■ **What you have to do**
Nothing may be dropped or altered: reproduce all the data.

BEGIN Data to use

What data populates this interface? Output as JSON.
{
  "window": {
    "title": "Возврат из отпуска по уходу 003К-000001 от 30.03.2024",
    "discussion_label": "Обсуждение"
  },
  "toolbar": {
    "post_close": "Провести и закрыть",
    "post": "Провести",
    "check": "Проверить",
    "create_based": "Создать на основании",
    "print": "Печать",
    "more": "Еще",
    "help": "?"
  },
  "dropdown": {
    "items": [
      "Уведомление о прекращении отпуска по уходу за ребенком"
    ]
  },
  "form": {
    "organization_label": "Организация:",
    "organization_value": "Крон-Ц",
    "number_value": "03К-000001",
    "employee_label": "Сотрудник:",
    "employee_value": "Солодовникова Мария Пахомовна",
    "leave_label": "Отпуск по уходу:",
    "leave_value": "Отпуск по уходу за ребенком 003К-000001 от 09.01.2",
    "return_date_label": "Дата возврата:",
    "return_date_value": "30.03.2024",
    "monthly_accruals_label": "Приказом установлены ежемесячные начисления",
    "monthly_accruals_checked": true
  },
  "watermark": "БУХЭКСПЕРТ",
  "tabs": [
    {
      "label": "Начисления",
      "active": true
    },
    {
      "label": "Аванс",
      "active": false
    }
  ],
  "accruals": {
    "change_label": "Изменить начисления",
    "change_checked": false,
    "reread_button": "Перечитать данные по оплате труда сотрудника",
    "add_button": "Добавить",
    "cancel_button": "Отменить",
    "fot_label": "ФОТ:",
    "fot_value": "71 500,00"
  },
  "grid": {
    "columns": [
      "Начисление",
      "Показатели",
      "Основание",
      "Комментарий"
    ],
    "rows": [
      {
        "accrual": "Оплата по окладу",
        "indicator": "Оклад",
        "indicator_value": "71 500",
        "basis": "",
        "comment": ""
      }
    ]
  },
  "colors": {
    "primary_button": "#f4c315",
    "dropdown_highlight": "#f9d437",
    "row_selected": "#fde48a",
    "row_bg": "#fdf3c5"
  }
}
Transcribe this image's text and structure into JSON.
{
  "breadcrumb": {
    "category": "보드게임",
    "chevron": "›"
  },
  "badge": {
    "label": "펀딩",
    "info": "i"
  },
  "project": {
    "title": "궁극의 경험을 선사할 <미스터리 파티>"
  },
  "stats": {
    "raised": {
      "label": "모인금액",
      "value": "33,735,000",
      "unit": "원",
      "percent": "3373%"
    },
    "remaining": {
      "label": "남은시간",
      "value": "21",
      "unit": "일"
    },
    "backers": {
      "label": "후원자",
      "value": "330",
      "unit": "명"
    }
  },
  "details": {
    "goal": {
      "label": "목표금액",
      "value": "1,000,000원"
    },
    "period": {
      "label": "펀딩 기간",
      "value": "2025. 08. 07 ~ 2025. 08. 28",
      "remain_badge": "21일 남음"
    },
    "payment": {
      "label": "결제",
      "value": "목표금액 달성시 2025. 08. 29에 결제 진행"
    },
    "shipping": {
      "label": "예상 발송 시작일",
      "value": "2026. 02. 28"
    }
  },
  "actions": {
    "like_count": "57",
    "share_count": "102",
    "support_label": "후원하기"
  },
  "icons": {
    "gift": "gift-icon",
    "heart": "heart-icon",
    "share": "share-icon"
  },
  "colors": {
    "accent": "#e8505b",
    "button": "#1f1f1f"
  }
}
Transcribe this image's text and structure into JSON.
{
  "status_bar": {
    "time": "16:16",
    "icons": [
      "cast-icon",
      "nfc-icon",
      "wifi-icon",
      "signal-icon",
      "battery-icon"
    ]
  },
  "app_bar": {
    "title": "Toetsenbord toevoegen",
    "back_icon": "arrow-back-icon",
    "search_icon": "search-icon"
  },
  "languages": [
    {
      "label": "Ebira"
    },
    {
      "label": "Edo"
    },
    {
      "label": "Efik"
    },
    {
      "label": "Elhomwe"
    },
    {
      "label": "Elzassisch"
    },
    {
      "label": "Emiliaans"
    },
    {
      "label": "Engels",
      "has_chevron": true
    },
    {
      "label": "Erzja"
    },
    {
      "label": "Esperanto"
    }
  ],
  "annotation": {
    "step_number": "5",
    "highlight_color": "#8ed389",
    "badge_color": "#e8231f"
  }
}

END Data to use

■ **Answer for the task**
What data populates this interface? Output as JSON.
{
  "window": {
    "title": "Возврат из отпуска по уходу 003К-000001 от 30.03.2024",
    "discussion_label": "Обсуждение"
  },
  "toolbar": {
    "post_close": "Провести и закрыть",
    "post": "Провести",
    "check": "Проверить",
    "create_based": "Создать на основании",
    "print": "Печать",
    "more": "Еще",
    "help": "?"
  },
  "dropdown": {
    "items": [
      "Уведомление о прекращении отпуска по уходу за ребенком"
    ]
  },
  "form": {
    "organization_label": "Организация:",
    "organization_value": "Крон-Ц",
    "number_value": "03К-000001",
    "employee_label": "Сотрудник:",
    "employee_value": "Солодовникова Мария Пахомовна",
    "leave_label": "Отпуск по уходу:",
    "leave_value": "Отпуск по уходу за ребенком 003К-000001 от 09.01.2",
    "return_date_label": "Дата возврата:",
    "return_date_value": "30.03.2024",
    "monthly_accruals_label": "Приказом установлены ежемесячные начисления",
    "monthly_accruals_checked": true
  },
  "watermark": "БУХЭКСПЕРТ",
  "tabs": [
    {
      "label": "Начисления",
      "active": true
    },
    {
      "label": "Аванс",
      "active": false
    }
  ],
  "accruals": {
    "change_label": "Изменить начисления",
    "change_checked": false,
    "reread_button": "Перечитать данные по оплате труда сотрудника",
    "add_button": "Добавить",
    "cancel_button": "Отменить",
    "fot_label": "ФОТ:",
    "fot_value": "71 500,00"
  },
  "grid": {
    "columns": [
      "Начисление",
      "Показатели",
      "Основание",
      "Комментарий"
    ],
    "rows": [
      {
        "accrual": "Оплата по окладу",
        "indicator": "Оклад",
        "indicator_value": "71 500",
        "basis": "",
        "comment": ""
      }
    ]
  },
  "colors": {
    "primary_button": "#f4c315",
    "dropdown_highlight": "#f9d437",
    "row_selected": "#fde48a",
    "row_bg": "#fdf3c5"
  }
}
Transcribe this image's text and structure into JSON.
{
  "breadcrumb": {
    "category": "보드게임",
    "chevron": "›"
  },
  "badge": {
    "label": "펀딩",
    "info": "i"
  },
  "project": {
    "title": "궁극의 경험을 선사할 <미스터리 파티>"
  },
  "stats": {
    "raised": {
      "label": "모인금액",
      "value": "33,735,000",
      "unit": "원",
      "percent": "3373%"
    },
    "remaining": {
      "label": "남은시간",
      "value": "21",
      "unit": "일"
    },
    "backers": {
      "label": "후원자",
      "value": "330",
      "unit": "명"
    }
  },
  "details": {
    "goal": {
      "label": "목표금액",
      "value": "1,000,000원"
    },
    "period": {
      "label": "펀딩 기간",
      "value": "2025. 08. 07 ~ 2025. 08. 28",
      "remain_badge": "21일 남음"
    },
    "payment": {
      "label": "결제",
      "value": "목표금액 달성시 2025. 08. 29에 결제 진행"
    },
    "shipping": {
      "label": "예상 발송 시작일",
      "value": "2026. 02. 28"
    }
  },
  "actions": {
    "like_count": "57",
    "share_count": "102",
    "support_label": "후원하기"
  },
  "icons": {
    "gift": "gift-icon",
    "heart": "heart-icon",
    "share": "share-icon"
  },
  "colors": {
    "accent": "#e8505b",
    "button": "#1f1f1f"
  }
}
Transcribe this image's text and structure into JSON.
{
  "status_bar": {
    "time": "16:16",
    "icons": [
      "cast-icon",
      "nfc-icon",
      "wifi-icon",
      "signal-icon",
      "battery-icon"
    ]
  },
  "app_bar": {
    "title": "Toetsenbord toevoegen",
    "back_icon": "arrow-back-icon",
    "search_icon": "search-icon"
  },
  "languages": [
    {
      "label": "Ebira"
    },
    {
      "label": "Edo"
    },
    {
      "label": "Efik"
    },
    {
      "label": "Elhomwe"
    },
    {
      "label": "Elzassisch"
    },
    {
      "label": "Emiliaans"
    },
    {
      "label": "Engels",
      "has_chevron": true
    },
    {
      "label": "Erzja"
    },
    {
      "label": "Esperanto"
    }
  ],
  "annotation": {
    "step_number": "5",
    "highlight_color": "#8ed389",
    "badge_color": "#e8231f"
  }
}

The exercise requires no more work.